++++ Data in this exercise
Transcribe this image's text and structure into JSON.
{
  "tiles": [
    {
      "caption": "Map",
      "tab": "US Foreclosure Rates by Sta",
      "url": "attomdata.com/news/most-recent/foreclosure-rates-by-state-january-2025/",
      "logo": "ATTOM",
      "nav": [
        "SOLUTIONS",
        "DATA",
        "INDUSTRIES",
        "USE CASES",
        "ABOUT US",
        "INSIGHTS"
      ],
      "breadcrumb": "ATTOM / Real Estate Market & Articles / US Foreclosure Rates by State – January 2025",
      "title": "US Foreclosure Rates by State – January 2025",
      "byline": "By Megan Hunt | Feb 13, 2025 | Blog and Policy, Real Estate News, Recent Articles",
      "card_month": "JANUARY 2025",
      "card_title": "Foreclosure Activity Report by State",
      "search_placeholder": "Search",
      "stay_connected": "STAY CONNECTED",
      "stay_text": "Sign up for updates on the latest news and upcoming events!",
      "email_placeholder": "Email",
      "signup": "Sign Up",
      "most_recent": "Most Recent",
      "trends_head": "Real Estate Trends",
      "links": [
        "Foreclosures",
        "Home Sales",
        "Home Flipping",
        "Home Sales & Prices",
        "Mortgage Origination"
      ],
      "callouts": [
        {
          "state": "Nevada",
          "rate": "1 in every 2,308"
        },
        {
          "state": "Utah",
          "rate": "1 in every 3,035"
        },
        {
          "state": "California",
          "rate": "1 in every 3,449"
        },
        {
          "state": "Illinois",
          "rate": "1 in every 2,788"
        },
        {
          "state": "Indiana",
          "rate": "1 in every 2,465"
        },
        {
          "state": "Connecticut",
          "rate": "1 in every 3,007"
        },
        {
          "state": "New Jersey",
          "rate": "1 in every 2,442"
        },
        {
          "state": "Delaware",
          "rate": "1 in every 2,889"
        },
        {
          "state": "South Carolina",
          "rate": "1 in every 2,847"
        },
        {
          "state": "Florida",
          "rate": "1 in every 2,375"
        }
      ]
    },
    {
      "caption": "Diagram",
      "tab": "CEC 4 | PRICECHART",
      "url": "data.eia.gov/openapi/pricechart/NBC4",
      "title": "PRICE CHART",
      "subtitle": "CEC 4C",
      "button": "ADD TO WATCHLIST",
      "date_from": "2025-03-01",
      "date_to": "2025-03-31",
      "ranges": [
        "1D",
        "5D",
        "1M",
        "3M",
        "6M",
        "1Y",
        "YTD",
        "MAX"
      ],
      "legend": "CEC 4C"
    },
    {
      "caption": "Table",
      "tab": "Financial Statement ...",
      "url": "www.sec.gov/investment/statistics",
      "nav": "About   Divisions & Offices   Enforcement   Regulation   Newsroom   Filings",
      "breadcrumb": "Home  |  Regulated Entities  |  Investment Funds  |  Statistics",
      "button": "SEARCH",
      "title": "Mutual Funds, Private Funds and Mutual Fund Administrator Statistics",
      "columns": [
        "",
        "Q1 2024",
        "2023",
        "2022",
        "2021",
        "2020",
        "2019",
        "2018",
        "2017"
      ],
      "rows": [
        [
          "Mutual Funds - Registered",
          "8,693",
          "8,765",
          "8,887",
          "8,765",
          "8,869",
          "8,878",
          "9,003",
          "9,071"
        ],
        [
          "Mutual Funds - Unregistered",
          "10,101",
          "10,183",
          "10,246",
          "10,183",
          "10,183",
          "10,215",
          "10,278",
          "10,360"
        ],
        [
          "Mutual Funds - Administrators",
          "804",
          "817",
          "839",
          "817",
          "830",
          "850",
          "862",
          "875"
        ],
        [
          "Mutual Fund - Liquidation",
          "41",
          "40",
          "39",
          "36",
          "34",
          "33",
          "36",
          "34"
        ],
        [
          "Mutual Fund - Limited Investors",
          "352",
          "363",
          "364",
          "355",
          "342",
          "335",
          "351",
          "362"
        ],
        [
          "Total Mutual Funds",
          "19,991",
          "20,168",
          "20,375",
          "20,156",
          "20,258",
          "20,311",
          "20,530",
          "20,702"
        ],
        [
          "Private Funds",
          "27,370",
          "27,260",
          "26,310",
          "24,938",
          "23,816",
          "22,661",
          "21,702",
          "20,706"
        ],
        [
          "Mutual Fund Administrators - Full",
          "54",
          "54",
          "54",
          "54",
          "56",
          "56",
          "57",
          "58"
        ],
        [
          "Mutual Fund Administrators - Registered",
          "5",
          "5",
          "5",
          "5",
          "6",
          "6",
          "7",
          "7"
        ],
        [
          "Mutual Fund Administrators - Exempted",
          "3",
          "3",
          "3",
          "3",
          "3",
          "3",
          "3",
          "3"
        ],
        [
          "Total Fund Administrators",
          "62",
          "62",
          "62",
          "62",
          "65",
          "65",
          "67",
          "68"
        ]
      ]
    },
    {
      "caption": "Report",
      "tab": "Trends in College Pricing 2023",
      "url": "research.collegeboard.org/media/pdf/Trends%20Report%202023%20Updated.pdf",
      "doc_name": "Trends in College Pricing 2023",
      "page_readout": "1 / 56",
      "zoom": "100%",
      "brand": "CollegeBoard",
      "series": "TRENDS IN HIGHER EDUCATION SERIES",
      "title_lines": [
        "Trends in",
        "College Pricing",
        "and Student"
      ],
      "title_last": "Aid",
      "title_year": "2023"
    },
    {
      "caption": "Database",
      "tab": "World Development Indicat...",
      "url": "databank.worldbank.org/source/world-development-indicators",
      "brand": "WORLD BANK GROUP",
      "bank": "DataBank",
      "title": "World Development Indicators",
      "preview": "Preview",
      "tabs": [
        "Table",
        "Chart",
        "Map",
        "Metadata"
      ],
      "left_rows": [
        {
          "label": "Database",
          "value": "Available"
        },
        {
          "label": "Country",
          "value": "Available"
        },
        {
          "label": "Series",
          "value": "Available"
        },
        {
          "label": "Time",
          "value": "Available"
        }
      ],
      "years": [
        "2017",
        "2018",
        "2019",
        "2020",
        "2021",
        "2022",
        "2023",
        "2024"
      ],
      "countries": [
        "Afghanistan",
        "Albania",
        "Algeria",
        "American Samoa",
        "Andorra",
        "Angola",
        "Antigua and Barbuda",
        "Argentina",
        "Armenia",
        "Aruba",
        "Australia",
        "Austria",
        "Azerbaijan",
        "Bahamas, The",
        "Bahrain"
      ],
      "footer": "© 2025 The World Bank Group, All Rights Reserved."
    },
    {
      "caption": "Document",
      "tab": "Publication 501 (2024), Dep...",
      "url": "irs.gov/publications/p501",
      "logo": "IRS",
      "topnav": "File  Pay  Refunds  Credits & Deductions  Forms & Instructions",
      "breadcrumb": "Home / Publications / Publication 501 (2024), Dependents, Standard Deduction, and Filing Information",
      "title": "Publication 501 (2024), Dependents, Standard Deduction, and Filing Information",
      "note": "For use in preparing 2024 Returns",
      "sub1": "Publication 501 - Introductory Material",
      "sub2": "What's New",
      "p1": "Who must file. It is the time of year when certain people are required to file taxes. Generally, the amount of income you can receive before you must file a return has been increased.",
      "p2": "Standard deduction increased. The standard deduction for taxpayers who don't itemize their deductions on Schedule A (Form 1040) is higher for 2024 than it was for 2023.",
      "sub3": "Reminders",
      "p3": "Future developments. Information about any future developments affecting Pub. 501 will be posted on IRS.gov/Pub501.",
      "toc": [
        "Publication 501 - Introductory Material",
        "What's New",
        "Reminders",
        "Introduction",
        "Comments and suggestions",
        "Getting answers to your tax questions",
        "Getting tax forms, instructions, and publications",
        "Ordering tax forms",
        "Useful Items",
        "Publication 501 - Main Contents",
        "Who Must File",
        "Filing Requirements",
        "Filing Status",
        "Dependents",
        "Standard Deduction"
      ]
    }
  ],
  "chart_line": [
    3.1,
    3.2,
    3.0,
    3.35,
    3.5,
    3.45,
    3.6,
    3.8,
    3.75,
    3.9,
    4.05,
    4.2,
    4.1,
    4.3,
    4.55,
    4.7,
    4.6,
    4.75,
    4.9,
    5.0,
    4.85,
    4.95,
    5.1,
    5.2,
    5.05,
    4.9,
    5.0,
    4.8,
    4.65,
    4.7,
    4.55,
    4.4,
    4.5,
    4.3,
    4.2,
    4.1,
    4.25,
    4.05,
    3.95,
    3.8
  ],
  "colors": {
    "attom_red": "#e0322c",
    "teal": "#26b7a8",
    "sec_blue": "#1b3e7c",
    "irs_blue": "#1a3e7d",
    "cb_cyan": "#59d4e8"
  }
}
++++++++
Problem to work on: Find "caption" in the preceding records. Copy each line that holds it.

Response:
      "caption": "Map",
      "caption": "Diagram",
      "caption": "Table",
      "caption": "Report",
      "caption": "Database",
      "caption": "Document",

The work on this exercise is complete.